§ Exercise prompt
Nothing in the data may be altered, so output all of it exactly.

Interface dataset entries:
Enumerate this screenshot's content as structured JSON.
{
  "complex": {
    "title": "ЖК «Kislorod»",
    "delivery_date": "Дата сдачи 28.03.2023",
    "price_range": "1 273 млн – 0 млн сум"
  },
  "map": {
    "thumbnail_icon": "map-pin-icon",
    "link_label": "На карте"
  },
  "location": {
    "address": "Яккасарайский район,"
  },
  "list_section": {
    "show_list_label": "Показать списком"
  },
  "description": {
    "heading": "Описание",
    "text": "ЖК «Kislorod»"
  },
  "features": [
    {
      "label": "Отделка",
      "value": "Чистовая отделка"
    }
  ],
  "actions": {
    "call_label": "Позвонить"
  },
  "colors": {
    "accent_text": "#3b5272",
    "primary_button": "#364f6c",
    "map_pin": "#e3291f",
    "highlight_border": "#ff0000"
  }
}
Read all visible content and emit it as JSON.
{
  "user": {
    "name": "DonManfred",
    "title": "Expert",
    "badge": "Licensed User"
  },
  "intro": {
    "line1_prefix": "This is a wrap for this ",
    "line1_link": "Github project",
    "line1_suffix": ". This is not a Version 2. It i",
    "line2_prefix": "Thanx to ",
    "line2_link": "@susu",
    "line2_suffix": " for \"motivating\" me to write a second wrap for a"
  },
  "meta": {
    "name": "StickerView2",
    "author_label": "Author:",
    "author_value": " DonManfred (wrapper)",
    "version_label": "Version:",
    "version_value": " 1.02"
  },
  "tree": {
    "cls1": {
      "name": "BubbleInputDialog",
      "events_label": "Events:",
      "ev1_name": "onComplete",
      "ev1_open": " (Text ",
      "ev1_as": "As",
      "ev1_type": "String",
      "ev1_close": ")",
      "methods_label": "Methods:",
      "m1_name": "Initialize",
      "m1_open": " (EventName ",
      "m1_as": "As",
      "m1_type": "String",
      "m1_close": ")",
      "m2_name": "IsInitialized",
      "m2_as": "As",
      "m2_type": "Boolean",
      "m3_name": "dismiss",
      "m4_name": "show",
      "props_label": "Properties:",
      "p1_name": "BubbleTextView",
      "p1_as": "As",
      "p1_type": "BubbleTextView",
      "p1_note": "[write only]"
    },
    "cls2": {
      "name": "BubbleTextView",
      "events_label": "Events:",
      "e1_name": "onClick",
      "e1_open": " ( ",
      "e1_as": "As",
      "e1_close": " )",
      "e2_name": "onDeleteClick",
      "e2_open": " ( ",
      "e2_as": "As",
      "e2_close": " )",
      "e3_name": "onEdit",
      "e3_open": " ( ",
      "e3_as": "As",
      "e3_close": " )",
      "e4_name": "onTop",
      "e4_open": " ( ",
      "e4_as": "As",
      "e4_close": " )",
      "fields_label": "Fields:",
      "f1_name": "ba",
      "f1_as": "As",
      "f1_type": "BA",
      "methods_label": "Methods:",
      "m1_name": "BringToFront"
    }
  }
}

§ Answer space
Enumerate this screenshot's content as structured JSON.
{
  "complex": {
    "title": "ЖК «Kislorod»",
    "delivery_date": "Дата сдачи 28.03.2023",
    "price_range": "1 273 млн – 0 млн сум"
  },
  "map": {
    "thumbnail_icon": "map-pin-icon",
    "link_label": "На карте"
  },
  "location": {
    "address": "Яккасарайский район,"
  },
  "list_section": {
    "show_list_label": "Показать списком"
  },
  "description": {
    "heading": "Описание",
    "text": "ЖК «Kislorod»"
  },
  "features": [
    {
      "label": "Отделка",
      "value": "Чистовая отделка"
    }
  ],
  "actions": {
    "call_label": "Позвонить"
  },
  "colors": {
    "accent_text": "#3b5272",
    "primary_button": "#364f6c",
    "map_pin": "#e3291f",
    "highlight_border": "#ff0000"
  }
}
Read all visible content and emit it as JSON.
{
  "user": {
    "name": "DonManfred",
    "title": "Expert",
    "badge": "Licensed User"
  },
  "intro": {
    "line1_prefix": "This is a wrap for this ",
    "line1_link": "Github project",
    "line1_suffix": ". This is not a Version 2. It i",
    "line2_prefix": "Thanx to ",
    "line2_link": "@susu",
    "line2_suffix": " for \"motivating\" me to write a second wrap for a"
  },
  "meta": {
    "name": "StickerView2",
    "author_label": "Author:",
    "author_value": " DonManfred (wrapper)",
    "version_label": "Version:",
    "version_value": " 1.02"
  },
  "tree": {
    "cls1": {
      "name": "BubbleInputDialog",
      "events_label": "Events:",
      "ev1_name": "onComplete",
      "ev1_open": " (Text ",
      "ev1_as": "As",
      "ev1_type": "String",
      "ev1_close": ")",
      "methods_label": "Methods:",
      "m1_name": "Initialize",
      "m1_open": " (EventName ",
      "m1_as": "As",
      "m1_type": "String",
      "m1_close": ")",
      "m2_name": "IsInitialized",
      "m2_as": "As",
      "m2_type": "Boolean",
      "m3_name": "dismiss",
      "m4_name": "show",
      "props_label": "Properties:",
      "p1_name": "BubbleTextView",
      "p1_as": "As",
      "p1_type": "BubbleTextView",
      "p1_note": "[write only]"
    },
    "cls2": {
      "name": "BubbleTextView",
      "events_label": "Events:",
      "e1_name": "onClick",
      "e1_open": " ( ",
      "e1_as": "As",
      "e1_close": " )",
      "e2_name": "onDeleteClick",
      "e2_open": " ( ",
      "e2_as": "As",
      "e2_close": " )",
      "e3_name": "onEdit",
      "e3_open": " ( ",
      "e3_as": "As",
      "e3_close": " )",
      "e4_name": "onTop",
      "e4_open": " ( ",
      "e4_as": "As",
      "e4_close": " )",
      "fields_label": "Fields:",
      "f1_name": "ba",
      "f1_as": "As",
      "f1_type": "BA",
      "methods_label": "Methods:",
      "m1_name": "BringToFront"
    }
  }
}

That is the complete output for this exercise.